Web page and app entries
--

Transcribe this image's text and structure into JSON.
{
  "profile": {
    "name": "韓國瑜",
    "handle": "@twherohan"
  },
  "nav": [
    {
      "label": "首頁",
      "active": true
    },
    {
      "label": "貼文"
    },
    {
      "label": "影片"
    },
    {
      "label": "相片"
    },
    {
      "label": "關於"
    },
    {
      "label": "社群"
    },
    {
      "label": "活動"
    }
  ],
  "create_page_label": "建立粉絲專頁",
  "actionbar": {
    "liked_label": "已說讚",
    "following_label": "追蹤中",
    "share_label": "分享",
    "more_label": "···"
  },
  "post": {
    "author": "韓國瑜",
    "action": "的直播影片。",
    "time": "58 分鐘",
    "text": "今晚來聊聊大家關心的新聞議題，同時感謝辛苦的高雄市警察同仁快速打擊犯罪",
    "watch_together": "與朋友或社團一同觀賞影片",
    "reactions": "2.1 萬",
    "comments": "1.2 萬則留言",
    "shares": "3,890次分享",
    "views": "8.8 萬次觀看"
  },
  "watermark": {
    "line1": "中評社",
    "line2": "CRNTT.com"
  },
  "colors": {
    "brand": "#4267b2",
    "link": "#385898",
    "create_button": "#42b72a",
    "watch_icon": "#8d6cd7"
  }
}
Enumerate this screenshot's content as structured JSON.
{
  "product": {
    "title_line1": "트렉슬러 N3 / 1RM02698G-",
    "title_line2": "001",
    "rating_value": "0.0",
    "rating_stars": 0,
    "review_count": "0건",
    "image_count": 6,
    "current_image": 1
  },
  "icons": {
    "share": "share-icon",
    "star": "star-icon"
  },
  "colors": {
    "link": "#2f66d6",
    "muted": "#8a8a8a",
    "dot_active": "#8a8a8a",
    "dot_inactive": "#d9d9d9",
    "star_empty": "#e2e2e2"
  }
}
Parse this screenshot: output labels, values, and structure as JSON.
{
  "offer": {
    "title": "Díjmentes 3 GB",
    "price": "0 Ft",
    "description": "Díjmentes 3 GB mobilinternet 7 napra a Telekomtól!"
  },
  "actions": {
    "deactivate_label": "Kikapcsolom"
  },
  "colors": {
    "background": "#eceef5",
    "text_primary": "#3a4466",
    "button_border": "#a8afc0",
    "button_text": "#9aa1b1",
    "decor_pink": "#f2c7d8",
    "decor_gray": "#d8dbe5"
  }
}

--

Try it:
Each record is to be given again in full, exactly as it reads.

Result for this task:
Transcribe this image's text and structure into JSON.
{
  "profile": {
    "name": "韓國瑜",
    "handle": "@twherohan"
  },
  "nav": [
    {
      "label": "首頁",
      "active": true
    },
    {
      "label": "貼文"
    },
    {
      "label": "影片"
    },
    {
      "label": "相片"
    },
    {
      "label": "關於"
    },
    {
      "label": "社群"
    },
    {
      "label": "活動"
    }
  ],
  "create_page_label": "建立粉絲專頁",
  "actionbar": {
    "liked_label": "已說讚",
    "following_label": "追蹤中",
    "share_label": "分享",
    "more_label": "···"
  },
  "post": {
    "author": "韓國瑜",
    "action": "的直播影片。",
    "time": "58 分鐘",
    "text": "今晚來聊聊大家關心的新聞議題，同時感謝辛苦的高雄市警察同仁快速打擊犯罪",
    "watch_together": "與朋友或社團一同觀賞影片",
    "reactions": "2.1 萬",
    "comments": "1.2 萬則留言",
    "shares": "3,890次分享",
    "views": "8.8 萬次觀看"
  },
  "watermark": {
    "line1": "中評社",
    "line2": "CRNTT.com"
  },
  "colors": {
    "brand": "#4267b2",
    "link": "#385898",
    "create_button": "#42b72a",
    "watch_icon": "#8d6cd7"
  }
}
Enumerate this screenshot's content as structured JSON.
{
  "product": {
    "title_line1": "트렉슬러 N3 / 1RM02698G-",
    "title_line2": "001",
    "rating_value": "0.0",
    "rating_stars": 0,
    "review_count": "0건",
    "image_count": 6,
    "current_image": 1
  },
  "icons": {
    "share": "share-icon",
    "star": "star-icon"
  },
  "colors": {
    "link": "#2f66d6",
    "muted": "#8a8a8a",
    "dot_active": "#8a8a8a",
    "dot_inactive": "#d9d9d9",
    "star_empty": "#e2e2e2"
  }
}
Parse this screenshot: output labels, values, and structure as JSON.
{
  "offer": {
    "title": "Díjmentes 3 GB",
    "price": "0 Ft",
    "description": "Díjmentes 3 GB mobilinternet 7 napra a Telekomtól!"
  },
  "actions": {
    "deactivate_label": "Kikapcsolom"
  },
  "colors": {
    "background": "#eceef5",
    "text_primary": "#3a4466",
    "button_border": "#a8afc0",
    "button_text": "#9aa1b1",
    "decor_pink": "#f2c7d8",
    "decor_gray": "#d8dbe5"
  }
}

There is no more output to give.